Uncle Ben's signature logo, which has appeared on orange boxes of rice for decades, may soon be removed. On Wednesday, Mars Inc., the parent company of Uncle Ben's, announced in a statement posted to its website that it was planning a "brand evolution" as a way to "take a stand in helping to put an end to racial bias and injustices."
The company said the rebranding effort will involve updating the brand's "visual identity," but did not provide any details on the timeline for the change.
The news comes on the heels of Quaker Oats' announcement that it would be retiring the Aunt Jemima logo and renaming the 130-year-old brand of pancake mixes and syrups.
"As we listen to the voices of consumers, especially in the Black community, and to the voices of our Associates worldwide, we recognize that now is the right time to evolve the Uncle Ben’s brand, including its visual brand identity, which we will do," said the statement from Mars.
The parboiled rice product has been around for more than 70 years, and the brand name Uncle Ben's has been used since 1946. According to Uncle Ben's website, the character of Uncle Ben was inspired by two people: His name came from a Black Texan farmer who was known for his rice-growing abilities, while his likeness was modeled after chef and waiter from Chicago named Frank Brown.
For years, there have been countless calls from both consumers and public figures to change the branding of both Uncle Ben's and Aunt Jemima. After the death of George Floyd in police custody and the subsequent proteststhat have swept across the country in recent weeks, many brands and companies have announced changes to long-standing policies or donations to organizations that support Black Americans.
Today, Uncle Ben's logo depicts an illustration of a smiling Black man, but in previous iterations, the man is seen wearing a serving uniform. Historically in the South, "aunt" and "uncle" (or "boy" and "girl") were used by white Americans when referring to Black elders because white people refused to call them "Mr." or "Mrs.," according to a 2007 New York Times article.
On Twitter, many people were supportive of Mars' attempt to end racist stereotyping in advertising.
"The liberation of Aunt Jemima and Uncle Ben are underway, people!" wrote one user.
"Please bear in mind, Americans have a horrible history with using racial stereotypes in advertising," wrote another commenter. "Especially with black people always portrayed as subservient."

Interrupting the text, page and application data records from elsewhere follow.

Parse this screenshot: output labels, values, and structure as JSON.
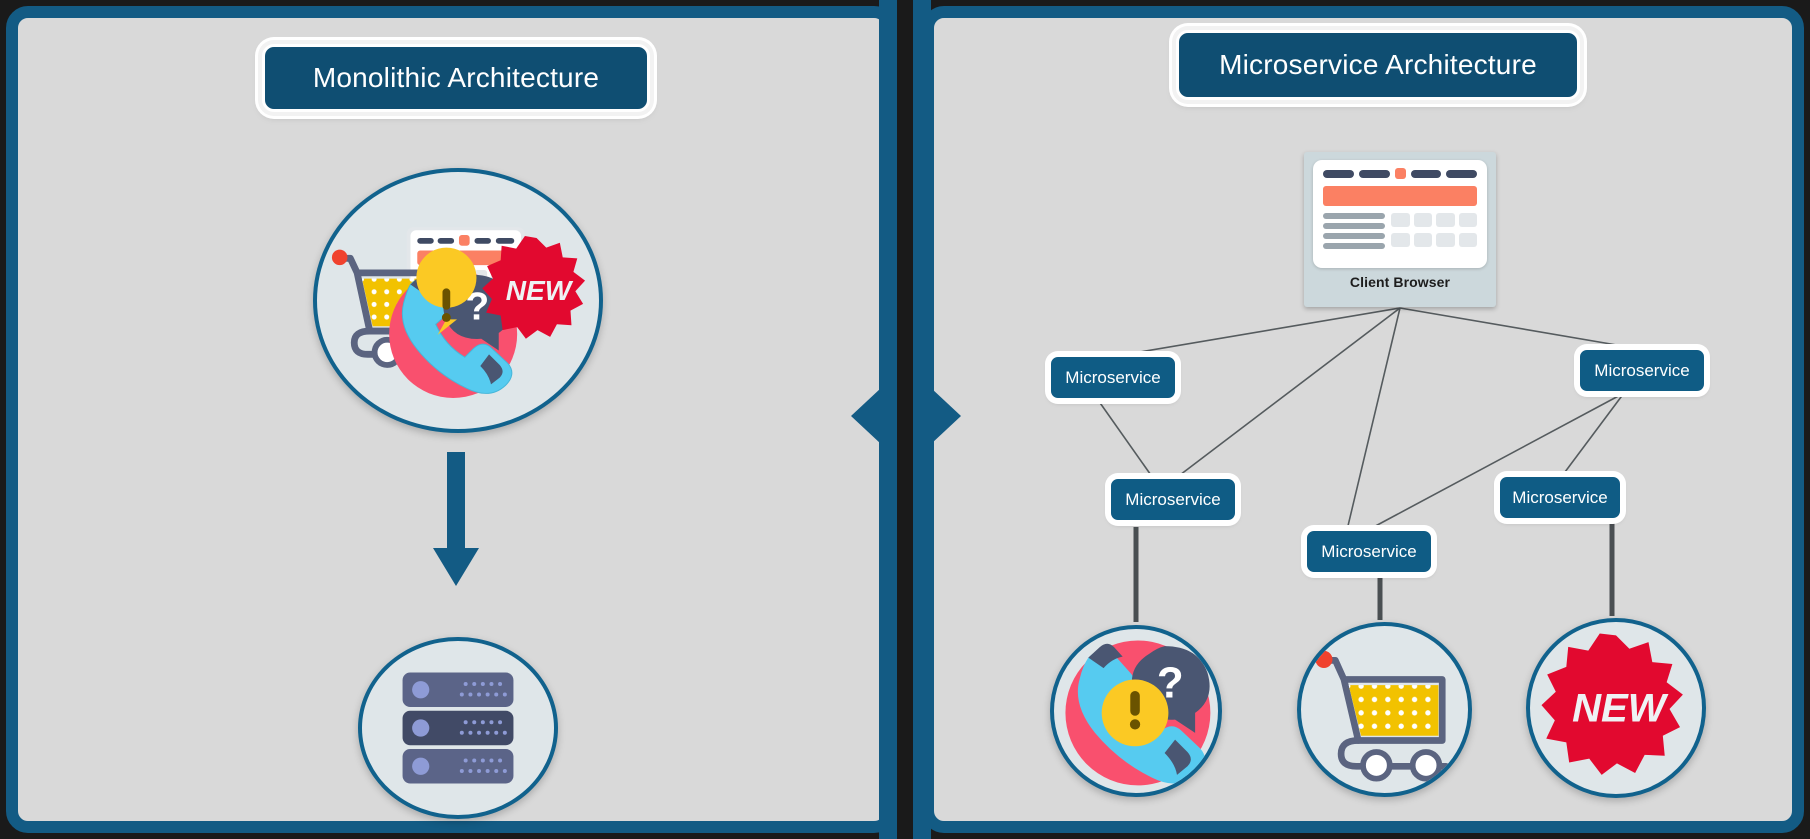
{
  "theme": {
    "frame_border": "#135b84",
    "panel_bg": "#d9d9d9",
    "badge_fill": "#0f4e72",
    "node_fill": "#0f5c85",
    "accent_orange": "#fb8063",
    "accent_red": "#e2092f",
    "accent_yellow": "#f2c200",
    "accent_pink": "#f9506e",
    "accent_cyan": "#56cbf0",
    "navy_dark": "#3f4a63",
    "edge_gray": "#555b5e"
  },
  "left_panel": {
    "title": "Monolithic Architecture",
    "app_circle_name": "monolithic-application",
    "arrow_name": "deploy-arrow-down",
    "database_name": "single-server-database",
    "icons_inside": [
      "browser-window-icon",
      "shopping-cart-icon",
      "support-phone-icon",
      "new-badge-icon"
    ],
    "new_badge_text": "NEW"
  },
  "right_panel": {
    "title": "Microservice Architecture",
    "client": {
      "label": "Client Browser",
      "icon": "browser-window-icon"
    },
    "services": [
      {
        "id": "ms-1",
        "label": "Microservice"
      },
      {
        "id": "ms-2",
        "label": "Microservice"
      },
      {
        "id": "ms-3",
        "label": "Microservice"
      },
      {
        "id": "ms-4",
        "label": "Microservice"
      },
      {
        "id": "ms-5",
        "label": "Microservice"
      }
    ],
    "service_circles": [
      {
        "id": "circle-support",
        "icon": "support-phone-icon"
      },
      {
        "id": "circle-cart",
        "icon": "shopping-cart-icon"
      },
      {
        "id": "circle-new",
        "icon": "new-badge-icon",
        "text": "NEW"
      }
    ],
    "edges": [
      {
        "from": "client-browser",
        "to": "ms-1"
      },
      {
        "from": "client-browser",
        "to": "ms-3"
      },
      {
        "from": "client-browser",
        "to": "ms-4"
      },
      {
        "from": "client-browser",
        "to": "ms-2"
      },
      {
        "from": "ms-1",
        "to": "ms-3"
      },
      {
        "from": "ms-2",
        "to": "ms-5"
      },
      {
        "from": "ms-2",
        "to": "ms-4"
      },
      {
        "from": "ms-3",
        "to": "circle-support"
      },
      {
        "from": "ms-4",
        "to": "circle-cart"
      },
      {
        "from": "ms-5",
        "to": "circle-new"
      }
    ]
  },
  "divider": {
    "name": "panel-divider",
    "left_chevron": "chevron-left-icon",
    "right_chevron": "chevron-right-icon"
  }
}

According to the brand's website, the image of Uncle Ben was removed in 1971, but it made a comeback in 1983. Though Uncle Ben's has never been a Black-owned company, it attempted to rebrand the controversial figure in 2007 and "Ben" is currently portrayed as a businessman on its website.
“Racism has no place in society. We stand in solidarity with the Black community, our Associates and our partners in the fight for social justice,” Mars concluded in its statement. “We know to make the systemic change needed, it’s going to take a collective effort from all of us — individuals, communities and organizations of all sizes around the world.”